Set down all of the data exactly. Pictures stay out of the copy.

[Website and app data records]
****************************************
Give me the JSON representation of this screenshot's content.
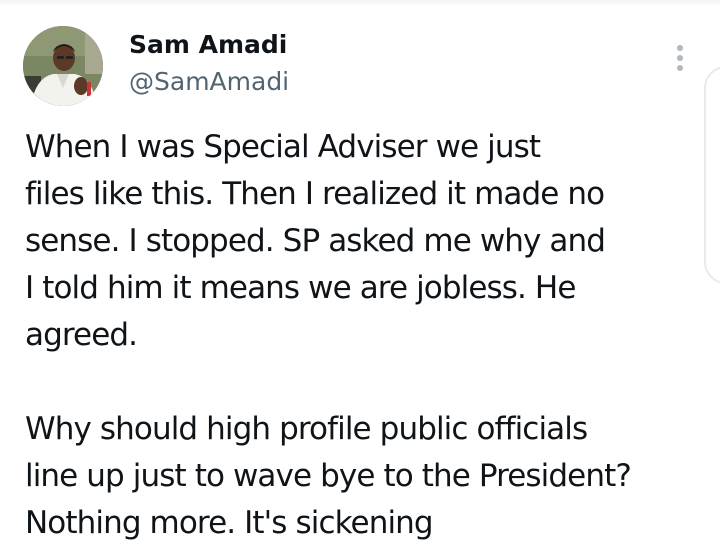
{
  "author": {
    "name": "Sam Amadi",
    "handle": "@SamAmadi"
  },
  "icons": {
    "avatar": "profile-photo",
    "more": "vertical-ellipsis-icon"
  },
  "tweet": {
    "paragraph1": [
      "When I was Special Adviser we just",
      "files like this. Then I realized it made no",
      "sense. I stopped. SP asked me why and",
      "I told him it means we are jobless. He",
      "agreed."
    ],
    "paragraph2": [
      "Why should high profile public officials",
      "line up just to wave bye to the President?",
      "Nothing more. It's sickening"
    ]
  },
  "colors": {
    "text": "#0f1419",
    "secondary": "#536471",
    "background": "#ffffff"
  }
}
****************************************
**Answer for the task:**
Give me the JSON representation of this screenshot's content.
{
  "author": {
    "name": "Sam Amadi",
    "handle": "@SamAmadi"
  },
  "icons": {
    "avatar": "profile-photo",
    "more": "vertical-ellipsis-icon"
  },
  "tweet": {
    "paragraph1": [
      "When I was Special Adviser we just",
      "files like this. Then I realized it made no",
      "sense. I stopped. SP asked me why and",
      "I told him it means we are jobless. He",
      "agreed."
    ],
    "paragraph2": [
      "Why should high profile public officials",
      "line up just to wave bye to the President?",
      "Nothing more. It's sickening"
    ]
  },
  "colors": {
    "text": "#0f1419",
    "secondary": "#536471",
    "background": "#ffffff"
  }
}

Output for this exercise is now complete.